> _Records shown_
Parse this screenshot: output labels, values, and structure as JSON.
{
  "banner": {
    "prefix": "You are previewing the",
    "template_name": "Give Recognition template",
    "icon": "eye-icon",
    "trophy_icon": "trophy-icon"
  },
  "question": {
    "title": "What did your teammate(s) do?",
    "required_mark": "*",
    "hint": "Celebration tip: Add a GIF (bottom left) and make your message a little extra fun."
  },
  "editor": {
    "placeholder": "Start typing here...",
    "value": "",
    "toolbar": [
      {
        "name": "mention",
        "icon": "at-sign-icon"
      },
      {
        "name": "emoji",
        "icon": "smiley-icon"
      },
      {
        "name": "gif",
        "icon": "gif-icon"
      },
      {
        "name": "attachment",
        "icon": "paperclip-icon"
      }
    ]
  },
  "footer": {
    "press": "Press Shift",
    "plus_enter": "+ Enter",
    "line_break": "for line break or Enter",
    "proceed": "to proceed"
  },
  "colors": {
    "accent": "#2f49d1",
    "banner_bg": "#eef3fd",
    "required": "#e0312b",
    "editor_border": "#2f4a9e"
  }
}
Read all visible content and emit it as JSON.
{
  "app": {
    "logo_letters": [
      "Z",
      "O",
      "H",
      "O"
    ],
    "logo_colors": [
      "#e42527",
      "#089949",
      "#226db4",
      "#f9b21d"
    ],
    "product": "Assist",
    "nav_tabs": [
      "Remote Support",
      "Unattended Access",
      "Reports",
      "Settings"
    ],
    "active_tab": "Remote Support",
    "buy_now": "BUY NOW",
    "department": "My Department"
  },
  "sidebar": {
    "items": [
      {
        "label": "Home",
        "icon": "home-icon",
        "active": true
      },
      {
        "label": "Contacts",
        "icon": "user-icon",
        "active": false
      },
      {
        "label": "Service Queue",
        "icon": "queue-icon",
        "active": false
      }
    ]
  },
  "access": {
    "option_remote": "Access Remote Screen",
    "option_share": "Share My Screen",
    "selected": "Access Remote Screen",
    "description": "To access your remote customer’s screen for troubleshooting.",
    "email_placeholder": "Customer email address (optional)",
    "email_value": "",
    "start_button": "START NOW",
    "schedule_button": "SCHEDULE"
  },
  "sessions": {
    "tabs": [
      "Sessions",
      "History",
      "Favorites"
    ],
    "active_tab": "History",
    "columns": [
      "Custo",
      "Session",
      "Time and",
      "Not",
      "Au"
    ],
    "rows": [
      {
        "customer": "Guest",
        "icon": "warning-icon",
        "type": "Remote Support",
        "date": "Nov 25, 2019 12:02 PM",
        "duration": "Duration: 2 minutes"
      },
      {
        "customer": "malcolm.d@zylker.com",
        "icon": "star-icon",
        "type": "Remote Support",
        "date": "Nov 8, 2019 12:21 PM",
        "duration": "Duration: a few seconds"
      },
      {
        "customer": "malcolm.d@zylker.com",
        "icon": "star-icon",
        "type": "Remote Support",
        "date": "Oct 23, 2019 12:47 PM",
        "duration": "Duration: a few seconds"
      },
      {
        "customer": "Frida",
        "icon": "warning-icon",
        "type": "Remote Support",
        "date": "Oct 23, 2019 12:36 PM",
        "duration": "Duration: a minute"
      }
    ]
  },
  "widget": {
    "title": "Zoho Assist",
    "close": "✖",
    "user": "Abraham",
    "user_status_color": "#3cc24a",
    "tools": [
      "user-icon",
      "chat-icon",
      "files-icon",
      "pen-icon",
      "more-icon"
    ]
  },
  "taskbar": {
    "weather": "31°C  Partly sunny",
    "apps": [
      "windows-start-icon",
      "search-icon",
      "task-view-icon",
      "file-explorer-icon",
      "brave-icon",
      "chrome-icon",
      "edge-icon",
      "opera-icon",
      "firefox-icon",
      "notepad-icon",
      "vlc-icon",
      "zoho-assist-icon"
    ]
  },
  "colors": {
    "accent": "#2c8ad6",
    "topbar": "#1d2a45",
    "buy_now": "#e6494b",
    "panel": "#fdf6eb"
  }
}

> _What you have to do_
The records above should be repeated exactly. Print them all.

> _Solved exercise_
Parse this screenshot: output labels, values, and structure as JSON.
{
  "banner": {
    "prefix": "You are previewing the",
    "template_name": "Give Recognition template",
    "icon": "eye-icon",
    "trophy_icon": "trophy-icon"
  },
  "question": {
    "title": "What did your teammate(s) do?",
    "required_mark": "*",
    "hint": "Celebration tip: Add a GIF (bottom left) and make your message a little extra fun."
  },
  "editor": {
    "placeholder": "Start typing here...",
    "value": "",
    "toolbar": [
      {
        "name": "mention",
        "icon": "at-sign-icon"
      },
      {
        "name": "emoji",
        "icon": "smiley-icon"
      },
      {
        "name": "gif",
        "icon": "gif-icon"
      },
      {
        "name": "attachment",
        "icon": "paperclip-icon"
      }
    ]
  },
  "footer": {
    "press": "Press Shift",
    "plus_enter": "+ Enter",
    "line_break": "for line break or Enter",
    "proceed": "to proceed"
  },
  "colors": {
    "accent": "#2f49d1",
    "banner_bg": "#eef3fd",
    "required": "#e0312b",
    "editor_border": "#2f4a9e"
  }
}
Read all visible content and emit it as JSON.
{
  "app": {
    "logo_letters": [
      "Z",
      "O",
      "H",
      "O"
    ],
    "logo_colors": [
      "#e42527",
      "#089949",
      "#226db4",
      "#f9b21d"
    ],
    "product": "Assist",
    "nav_tabs": [
      "Remote Support",
      "Unattended Access",
      "Reports",
      "Settings"
    ],
    "active_tab": "Remote Support",
    "buy_now": "BUY NOW",
    "department": "My Department"
  },
  "sidebar": {
    "items": [
      {
        "label": "Home",
        "icon": "home-icon",
        "active": true
      },
      {
        "label": "Contacts",
        "icon": "user-icon",
        "active": false
      },
      {
        "label": "Service Queue",
        "icon": "queue-icon",
        "active": false
      }
    ]
  },
  "access": {
    "option_remote": "Access Remote Screen",
    "option_share": "Share My Screen",
    "selected": "Access Remote Screen",
    "description": "To access your remote customer’s screen for troubleshooting.",
    "email_placeholder": "Customer email address (optional)",
    "email_value": "",
    "start_button": "START NOW",
    "schedule_button": "SCHEDULE"
  },
  "sessions": {
    "tabs": [
      "Sessions",
      "History",
      "Favorites"
    ],
    "active_tab": "History",
    "columns": [
      "Custo",
      "Session",
      "Time and",
      "Not",
      "Au"
    ],
    "rows": [
      {
        "customer": "Guest",
        "icon": "warning-icon",
        "type": "Remote Support",
        "date": "Nov 25, 2019 12:02 PM",
        "duration": "Duration: 2 minutes"
      },
      {
        "customer": "malcolm.d@zylker.com",
        "icon": "star-icon",
        "type": "Remote Support",
        "date": "Nov 8, 2019 12:21 PM",
        "duration": "Duration: a few seconds"
      },
      {
        "customer": "malcolm.d@zylker.com",
        "icon": "star-icon",
        "type": "Remote Support",
        "date": "Oct 23, 2019 12:47 PM",
        "duration": "Duration: a few seconds"
      },
      {
        "customer": "Frida",
        "icon": "warning-icon",
        "type": "Remote Support",
        "date": "Oct 23, 2019 12:36 PM",
        "duration": "Duration: a minute"
      }
    ]
  },
  "widget": {
    "title": "Zoho Assist",
    "close": "✖",
    "user": "Abraham",
    "user_status_color": "#3cc24a",
    "tools": [
      "user-icon",
      "chat-icon",
      "files-icon",
      "pen-icon",
      "more-icon"
    ]
  },
  "taskbar": {
    "weather": "31°C  Partly sunny",
    "apps": [
      "windows-start-icon",
      "search-icon",
      "task-view-icon",
      "file-explorer-icon",
      "brave-icon",
      "chrome-icon",
      "edge-icon",
      "opera-icon",
      "firefox-icon",
      "notepad-icon",
      "vlc-icon",
      "zoho-assist-icon"
    ]
  },
  "colors": {
    "accent": "#2c8ad6",
    "topbar": "#1d2a45",
    "buy_now": "#e6494b",
    "panel": "#fdf6eb"
  }
}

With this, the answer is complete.